I met Sharon earlier in the week at an Irish session in Dora Keogh’s up on Danforth. Like me she was sitting alone in front of the music. We shared stories, had a lot in common, and her local knowledge and quiet wisdom was so valuable. She reckoned she might come to the Relish gig, and indeed she did – taking the second set of performance photos for me. She introduced my to stunning guitarist Paul, owner of the Twelfth Fret Guitar shop on Danforth. But so kind, she  brought for me an umbrella – which had been her late mother’s. because she remembered I did not have one.

Charles playing my brand new baby Yamaha in St James’ Park

Whilst I was paddling somewhat tentatively at Humber Bay on a baking hot day, there was a guy doing a full on channel swim. Superficial conversation conspired to reveal our mutual interests in art, writing and music; he being a local writer, visual artist and musician. He came to the Cavern gig and fought the noise there to listen to my set. Later in the week I spent a cool couple of hours playing grunge music in the basement of his house in Lansdowne, sharing a strange but not unpleasant meal, and talking 70’s music. Today, a coffee in St James’ Park. I don’t know how I get so lucky.

I will indeed remember Toronto exceedingly fondly and doubtless come here again.

Old Mill Walk

IMG_5573Yesterday, I decided to investigate the Arch Bridge at Old Mill even though it was a baking 29 degrees. It’s always good to be by water in this kind of heat and the Humber River was in full spate. Getting off the Subway at Castle Frank, I took the steps by the road bridge that go down into the valley below. A small brown snake reared its head rather aggressively – not sure what it is – a common brown snake, no doubt.IMG_5571

A short walk along the bank brought me to the bridge – a fine and well maintained stone arch from 1916. It’s got a certain regal grace reminiscent of a White Peak setting, but the river’s much wider obviously. Getting pictures was surprisingly more tricky than anticipated as the banks were very muddy owing to recent flooding, and I had to dodge a lot of goose shit!

I then followed the river in full milky churn, as it was, up a series of weirs to Lambton Woods where I met more dense woodlands. I hadn’t brought enough water for a big hike, so turned round and followed it back. Easy to have a snooze on the lush banks as there are plenty of benches and an abundance of dappled shade.



churn: what it says on the tin –

while its treacherous butterness
is pulling you in


Gadgets Update

I’m exceptionally please with the £11 macro lens that I got from Ebay and which you simply clip on to the iPhone in front of the camera.

The iPhone camera cannot focus anything that close and you can see how confused it becomes – but I think these photos are amazing – just having been taken on my phone at Allen Garden Conservatory off Jarvis Street.

UNADJUSTEDNONRAW_thumb_456So the other thing that’s working really well is the Twist Adaptr. Here it is with all 4 charging ports in use.

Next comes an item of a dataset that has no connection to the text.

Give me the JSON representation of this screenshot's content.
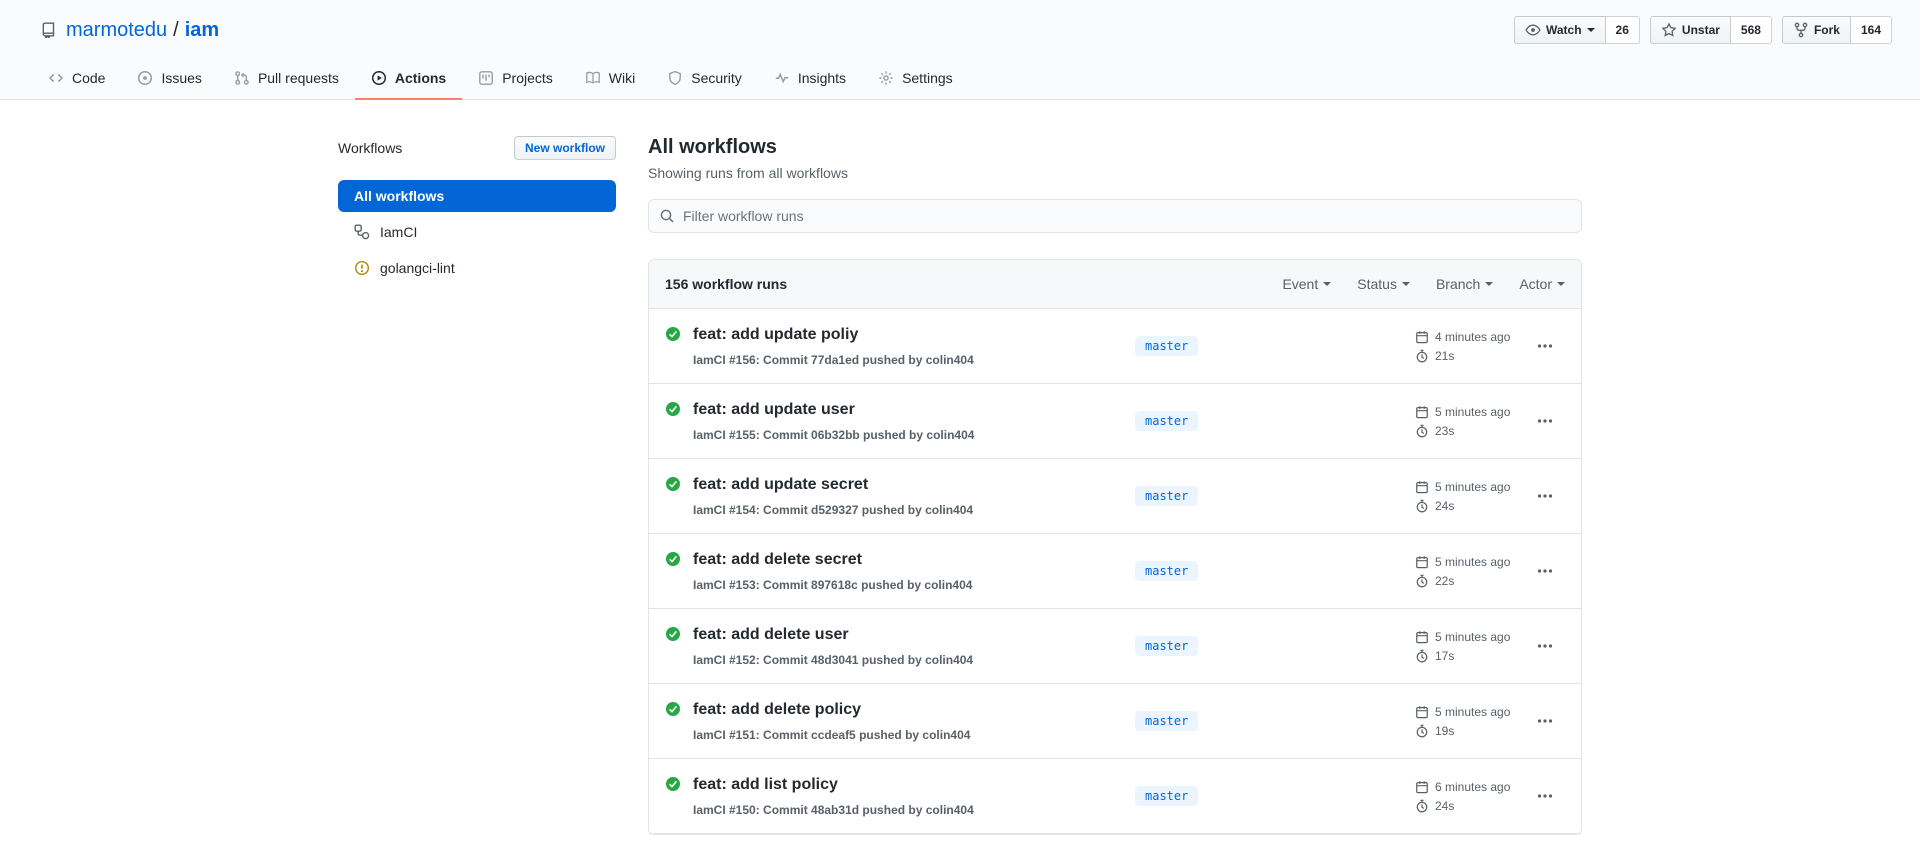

My iPad, iPhone, USB Joystick (mtb light) and my portable charger are all just plugged in when I go to bed . The MacBook needs more power so won’t charge from the Twist plus so just got a cheap adapter for that.

And the selfie stick! No more of asking random people to take a photo of you in a weird place and position and you know they are thinking, ‘Who’s this idiot?’ It charges from the camera directly so no need to charge – and it’s just easy! So all of these bargain buys were well worth it.

Sorry there’s nothing witty, nerdy or philosophical in this post – although there’s an implied smugness perhaps.